New Challenges in a New Era — Leadership Matters

August 4, 2016

America’s top companies play a big role in every sector of the U.S. economy. And as the leaders of those companies, we see up close how the governance of public companies impacts the country’s economic health over the long run.

For decades, Business Roundtable has set the standard in governance practices with its flagship publication, Principles of Corporate Governance. And — faced with new challenges in a new era — that continues today.

Business Roundtable has updated the Principles for 2016, giving companies leading guidance for upholding the highest standards of governance.

The Principles, in particular, stake out ground on the key issues that are shaping the 21st century business environment, including changes in shareholder engagement and responsibility and the rising tide of shareholder activism, as well as other topics such as board diversity and cybersecurity.

No one approach to corporate governance can possibly serve all companies. That’s why the Principles are a guide to help each company develop the structures, practices and processes that are appropriate in light of its needs and circumstances.

Central to a corporation’s success is a healthy and appropriate relationship between the CEO and senior corporate management, the board of directors and the shareholders. There are many examples of how strong and effective CEO leadership makes the difference between a good company and an exceptional one. While great leadership can never be guaranteed, companies can take steps to ensure that it is identified and nurtured — as the Principles illustrate.

We would like to share with you a few areas emphasized in the Principles where leadership matters now more than ever.

The Board & Senior Management

In public companies, the board of directors represents the long-term economic interests of the corporation and the shareholders as a whole. One of the board’s primary duties is to identify, evaluate and select a well-qualified CEO to lead the company.
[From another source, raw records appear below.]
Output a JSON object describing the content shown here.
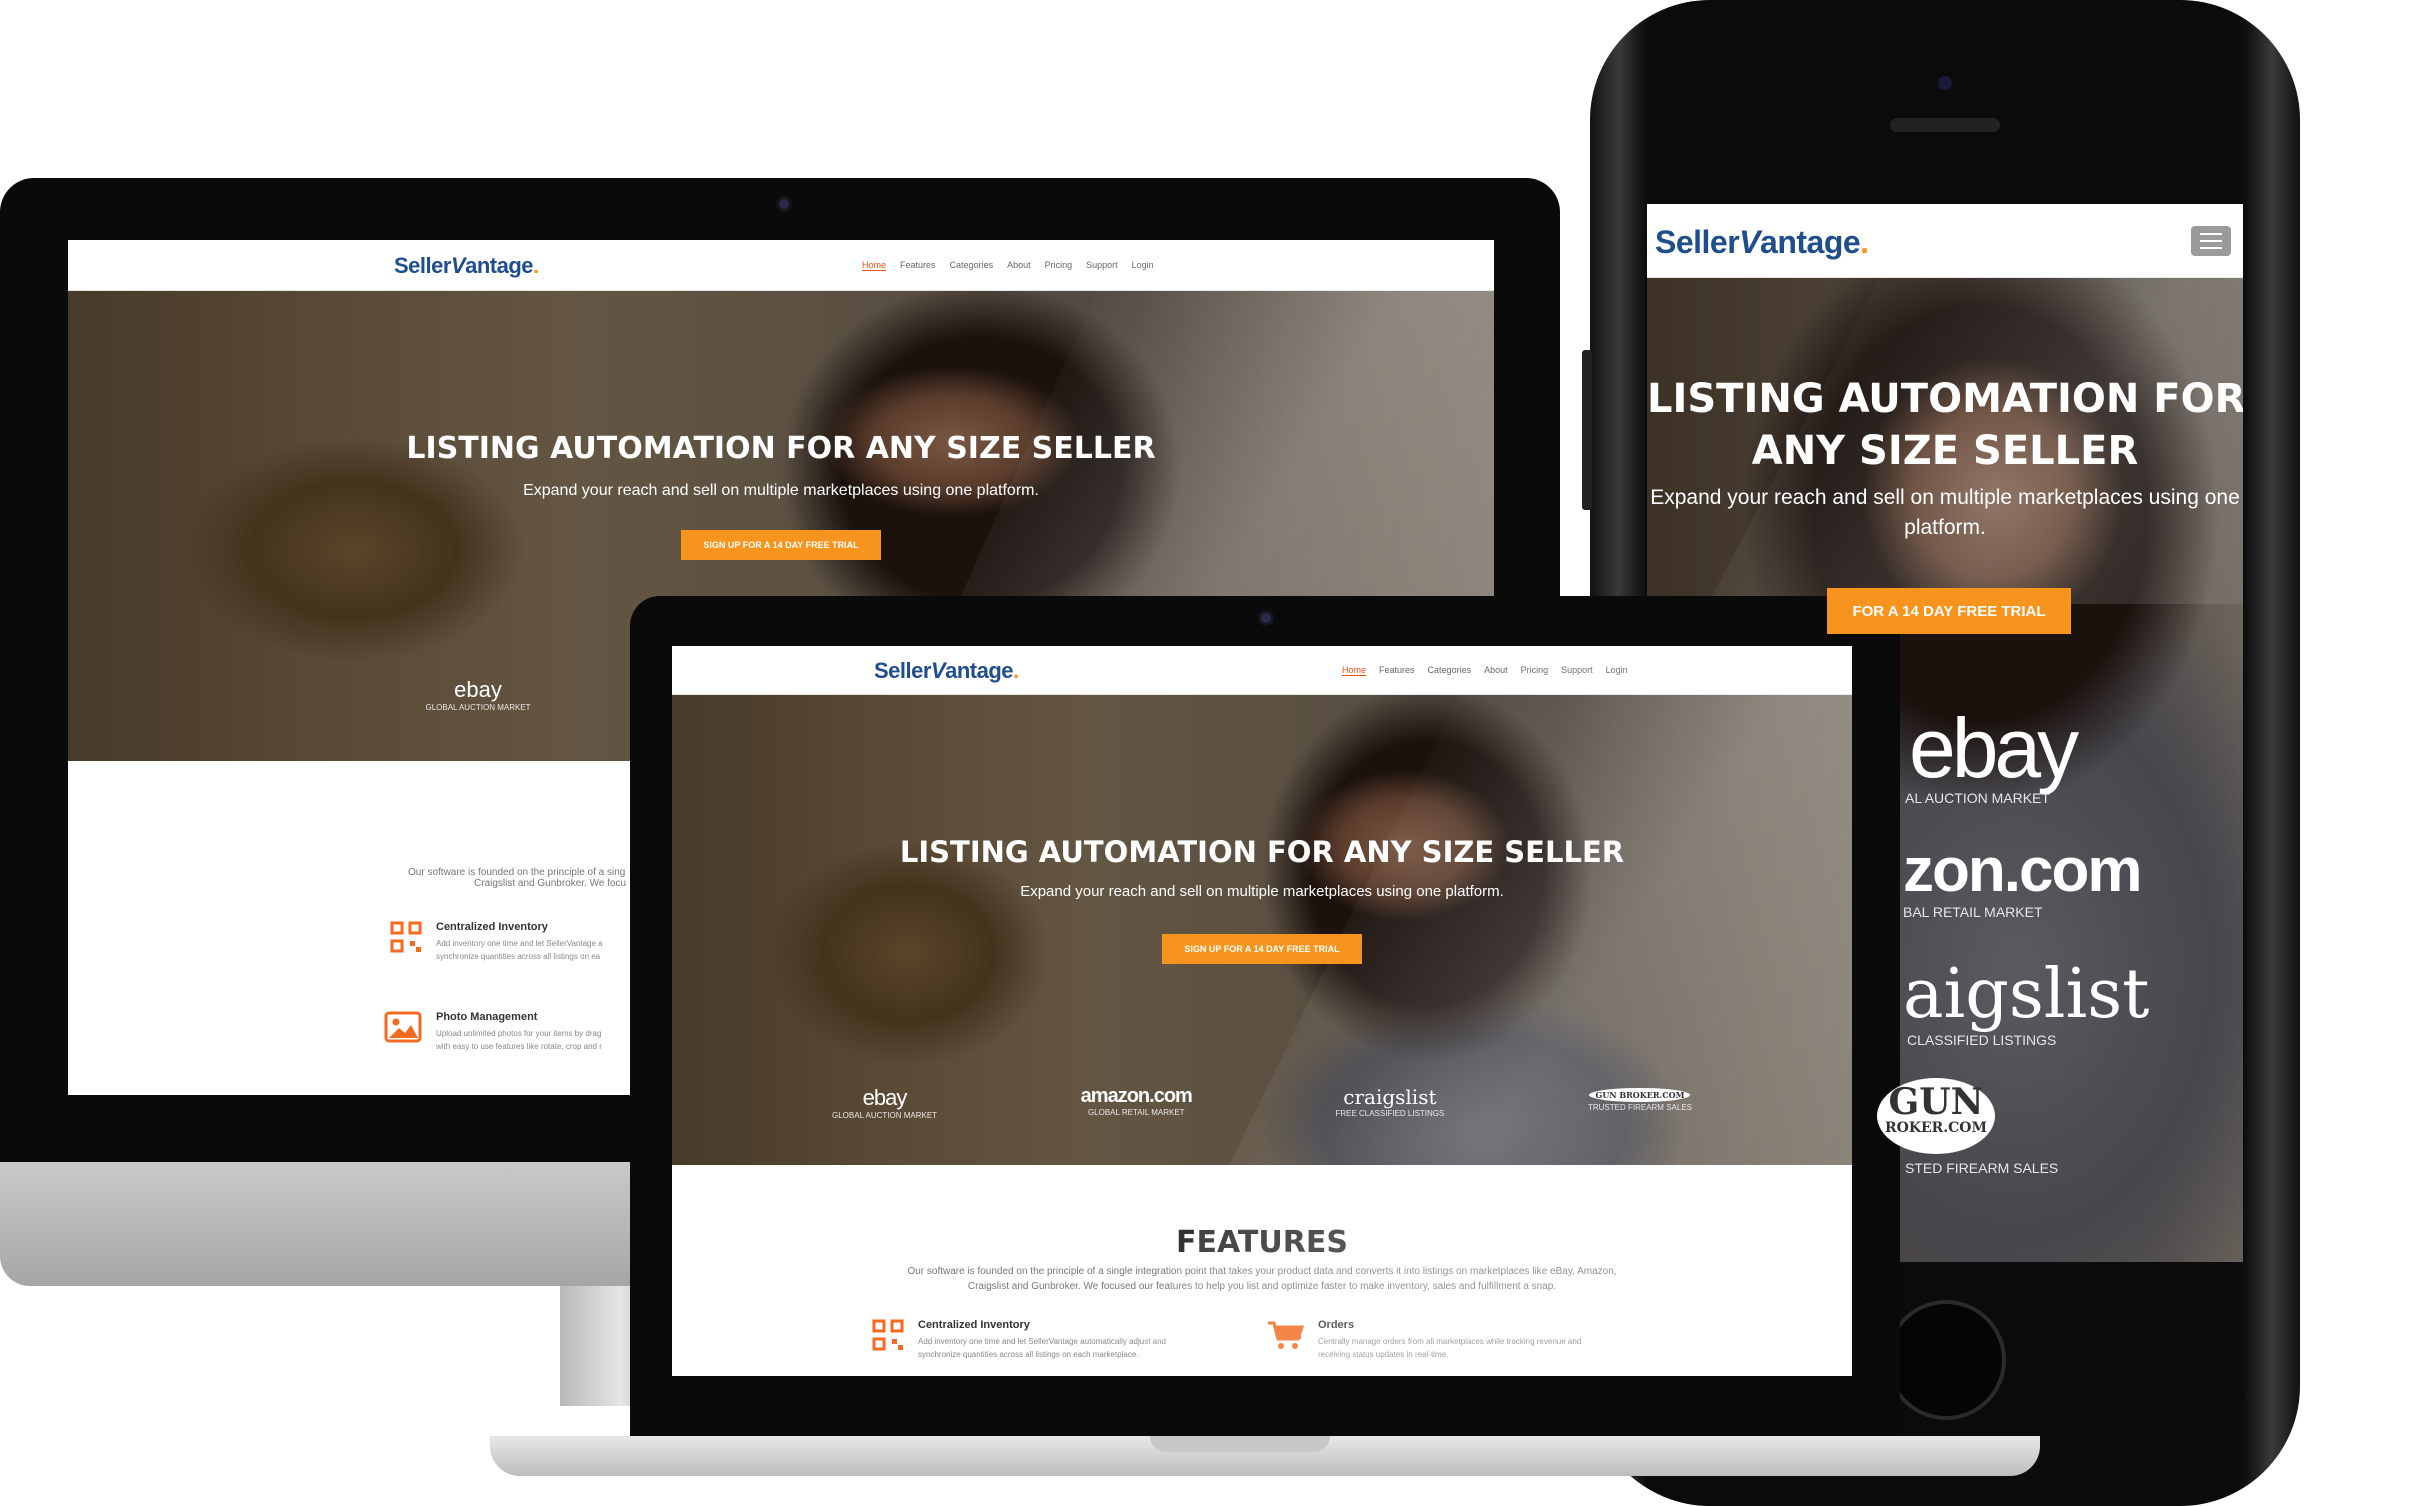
{
  "brand": {
    "logo_prefix": "Seller",
    "logo_suffix": "antage",
    "logo_v": "V",
    "logo_dot": ".",
    "accent": "#f7941d",
    "logo_color": "#1f4e8c"
  },
  "nav": {
    "items": [
      "Home",
      "Features",
      "Categories",
      "About",
      "Pricing",
      "Support",
      "Login"
    ],
    "active": "Home",
    "menu_icon": "hamburger-icon"
  },
  "hero": {
    "title": "LISTING AUTOMATION FOR ANY SIZE SELLER",
    "title_line1": "LISTING AUTOMATION FOR",
    "title_line2": "ANY SIZE SELLER",
    "subtitle": "Expand your reach and sell on multiple marketplaces using one platform.",
    "subtitle_line1": "Expand your reach and sell on multiple marketplaces using one",
    "subtitle_line2": "platform.",
    "cta": "SIGN UP FOR A 14 DAY FREE TRIAL",
    "cta_partial": "FOR A 14 DAY FREE TRIAL"
  },
  "marketplaces": [
    {
      "name": "ebay",
      "caption": "GLOBAL AUCTION MARKET"
    },
    {
      "name": "amazon.com",
      "caption": "GLOBAL RETAIL MARKET"
    },
    {
      "name": "craigslist",
      "caption": "FREE CLASSIFIED LISTINGS"
    },
    {
      "name": "GUN BROKER.COM",
      "caption": "TRUSTED FIREARM SALES"
    }
  ],
  "phone_crops": {
    "ebay": "ebay",
    "ebay_cap": "AL AUCTION MARKET",
    "amazon": "zon.com",
    "amazon_prefix": "a",
    "amazon_cap": "BAL RETAIL MARKET",
    "craigslist": "aigslist",
    "craigslist_cap": "CLASSIFIED LISTINGS",
    "gun": "GUN",
    "gun_sub": "ROKER.COM",
    "gun_cap": "STED FIREARM SALES"
  },
  "features": {
    "title": "FEATURES",
    "intro_line1": "Our software is founded on the principle of a single integration point that takes your product data and converts it into listings on marketplaces like eBay, Amazon,",
    "intro_line2": "Craigslist and Gunbroker. We focused our features to help you list and optimize faster to make inventory, sales and fulfillment a snap.",
    "intro_crop1": "Our software is founded on the principle of a sing",
    "intro_crop2": "Craigslist and Gunbroker. We focu",
    "items": [
      {
        "title": "Centralized Inventory",
        "desc1": "Add inventory one time and let SellerVantage automatically adjust and",
        "desc2": "synchronize quantities across all listings on each marketplace.",
        "icon": "qr-code-icon"
      },
      {
        "title": "Orders",
        "desc1": "Centrally manage orders from all marketplaces while tracking revenue and",
        "desc2": "receiving status updates in real-time.",
        "icon": "shopping-cart-icon"
      },
      {
        "title": "Photo Management",
        "desc1": "Upload unlimited photos for your items by drag",
        "desc2": "with easy to use features like rotate, crop and r",
        "icon": "image-icon"
      }
    ],
    "crop_desc_inventory1": "Add inventory one time and let SellerVantage a",
    "crop_desc_inventory2": "synchronize quantities across all listings on ea"
  }
}
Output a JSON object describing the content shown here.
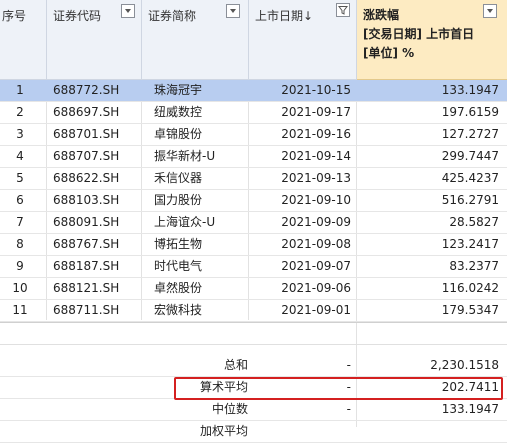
{
  "columns": {
    "no": "序号",
    "code": "证券代码",
    "name": "证券简称",
    "date": "上市日期",
    "date_sort_arrow": "↓",
    "change_line1": "涨跌幅",
    "change_line2": "[交易日期] 上市首日",
    "change_line3": "[单位] %"
  },
  "rows": [
    {
      "no": "1",
      "code": "688772.SH",
      "name": "珠海冠宇",
      "date": "2021-10-15",
      "change": "133.1947"
    },
    {
      "no": "2",
      "code": "688697.SH",
      "name": "纽威数控",
      "date": "2021-09-17",
      "change": "197.6159"
    },
    {
      "no": "3",
      "code": "688701.SH",
      "name": "卓锦股份",
      "date": "2021-09-16",
      "change": "127.2727"
    },
    {
      "no": "4",
      "code": "688707.SH",
      "name": "振华新材-U",
      "date": "2021-09-14",
      "change": "299.7447"
    },
    {
      "no": "5",
      "code": "688622.SH",
      "name": "禾信仪器",
      "date": "2021-09-13",
      "change": "425.4237"
    },
    {
      "no": "6",
      "code": "688103.SH",
      "name": "国力股份",
      "date": "2021-09-10",
      "change": "516.2791"
    },
    {
      "no": "7",
      "code": "688091.SH",
      "name": "上海谊众-U",
      "date": "2021-09-09",
      "change": "28.5827"
    },
    {
      "no": "8",
      "code": "688767.SH",
      "name": "博拓生物",
      "date": "2021-09-08",
      "change": "123.2417"
    },
    {
      "no": "9",
      "code": "688187.SH",
      "name": "时代电气",
      "date": "2021-09-07",
      "change": "83.2377"
    },
    {
      "no": "10",
      "code": "688121.SH",
      "name": "卓然股份",
      "date": "2021-09-06",
      "change": "116.0242"
    },
    {
      "no": "11",
      "code": "688711.SH",
      "name": "宏微科技",
      "date": "2021-09-01",
      "change": "179.5347"
    }
  ],
  "summary": [
    {
      "label": "总和",
      "dash": "-",
      "value": "2,230.1518"
    },
    {
      "label": "算术平均",
      "dash": "-",
      "value": "202.7411"
    },
    {
      "label": "中位数",
      "dash": "-",
      "value": "133.1947"
    },
    {
      "label": "加权平均",
      "dash": "",
      "value": ""
    }
  ],
  "colors": {
    "selected_row": "#b8cdf0",
    "accent_header": "#fdebc2",
    "highlight": "#d42020"
  }
}
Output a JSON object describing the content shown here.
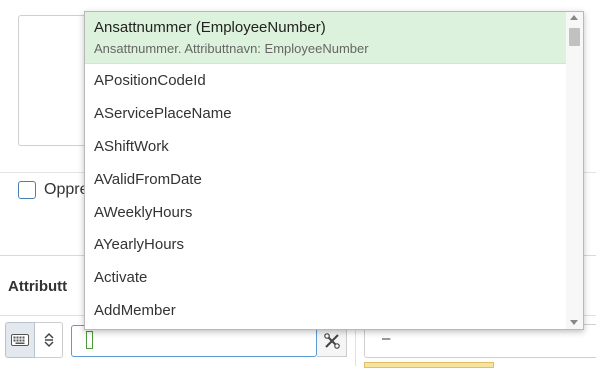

Once a CEO is in place, the board is responsible for ensuring that the CEO and senior management are accountable to shareholders for driving long-term value, preemptively addressing foreseeable risks and operating the company according to the highest standards of ethics and compliance.

Shareholder Engagement

One of the more recent trends in corporate governance is the growing desire of companies to more deeply engage their shareholders — coupled with record levels of shareholder activism to influence the board and management. This modern environment is creating new challenges for targeted companies and their boards, often soaking up time and resources and diverting their focus on what is good for the economy.

In a public company, shareholders elect directors to oversee management’s operation of the company in the best interests of the company and its shareholders as a whole. The board of directors occupies a critical link in the chain of accountability between management and shareholders. But, shareholders are neither homogeneous nor monolithic — they have many different interests shaped by their individual circumstances. Thus, the board neither represents particular shareholders nor groups of shareholder activists pursuing agendas — whether economic or non-economic, long-term or short-term — that are at odds with the long-term best interests of the company and its shareholders.

In this era of deeper shareholder engagement, the board’s role is to listen and appropriately respond to shareholder concerns regarding value creation over the long run. While social, political and environmental activism may play an important role in shaping society, in general, it should have no formal role in the boardroom — outside of the appropriate management of a firm’s enterprise risks.

The top priority for CEOs and boards should be to drive corporate performance over the long term. Allowing leadership to focus on growing the business and its value creation will ultimately deliver increased living standards, expand opportunities for Americans and create more room for social improvement.

Shareholder Accountability & Responsibility

Shareholders, too, should have more responsibility in this new environment. For America’s CEOs, transparency is a basic but essential element in this “age of information.” A shareholder that attempts to influence corporate behavior also should be encouraged to publicly disclose the nature of its identity and ownership — even in cases where the federal securities laws may not require disclosure.

This responsibility goes beyond disclosure. Shareholders should not seek additional empowerment without assuming increased accountability to promote a company’s long-term strategy. This means they should not use their investments for purposes that are out of sync with the goals of for-profit public enterprises and shareholders’ best interests. They should also not leverage their investment to pursue personal, social or short-term agendas unrelated to the company’s business strategy.

This concept of shareholder responsibility is becoming an integral part of modern thinking on corporate governance in the United States — an area in which we stand ready to lead.

We encourage you to take a look at the Principles of Corporate Governance and see what the future of exceptional U.S. corporate leadership looks like — and the dividends it will pay.